The Kardashians are their own greatest satirists.

You’ve seen Keeping Up with the Kardashians, Kourtney and Kim Take Kyoto, and Kylie and Kendall Klarify Kommunications Kontracts, but the latest Kardashian show might take a step away from reality. Yes, Kartoon Kardashians could be on the way. According to TMZ, an animated cartoon is the next Kardashian television property we can expect: the gossip website reports that Kris Jenner saw Harvey Weinstein’s L.A. production company earlier this month for a pitch meeting.

It’s easy to imagine the dramas the animated counterparts of the Kardashians might have: arguments over who gets the last clear plastic salad bowl? Moral dilemmas over whether or not to wear something other than Balenciaga to a high profile fashion event? Outrage over the perceived betrayals committed by their artisanal baker?

If this gives you déjà vu, it might be because of a video that went viral over a year ago made using The Sims: a blisteringly accurate parody of Keeping Up with the Kardashians that sees the three sisters have a melodramatic argument about soda.

It’s hysterical because it clings onto the characteristics of the show: scenes opening with utter banalities, sudden dramatic music coinciding with close-ups of each family member’s expressions, a bizarre number of shots of people who aren’t speaking, present tense confessionals, Kim’s ability to do an emotional 0-60, and Kourtney’s monotonous delivery.

But if the Kardashians, both as a reality TV show and celebrity figures, are ripe for ridicule, no one is more aware of it than the family themselves.
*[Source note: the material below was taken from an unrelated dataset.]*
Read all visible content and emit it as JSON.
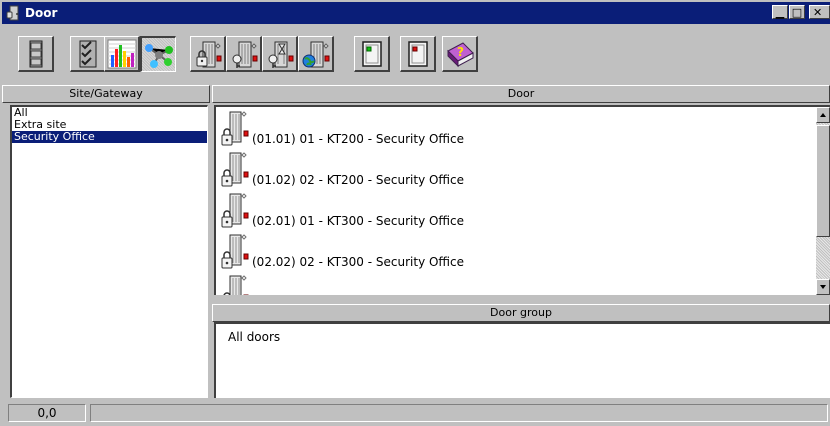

They’ve shared teasing memes and posted their own self-referential jokes on their social channels, while Kim’s Kimoji app turned mocking viral pictures into self-depreciating in-jokes for her fans. And the show itself has a level of self-awareness often misinterpreted as earnestness - how else could this moment of pure cinema have made it to screen?

The Kardashians are their own greatest satirists, and they’ve perfected the art of making fun of themselves before anyone else can. So there’s a good chance that this new cartoon won’t be a million miles away from “Soda Drama”. It might even be brilliant.

Anna Leszkiewicz is a pop culture writer at the New Statesman.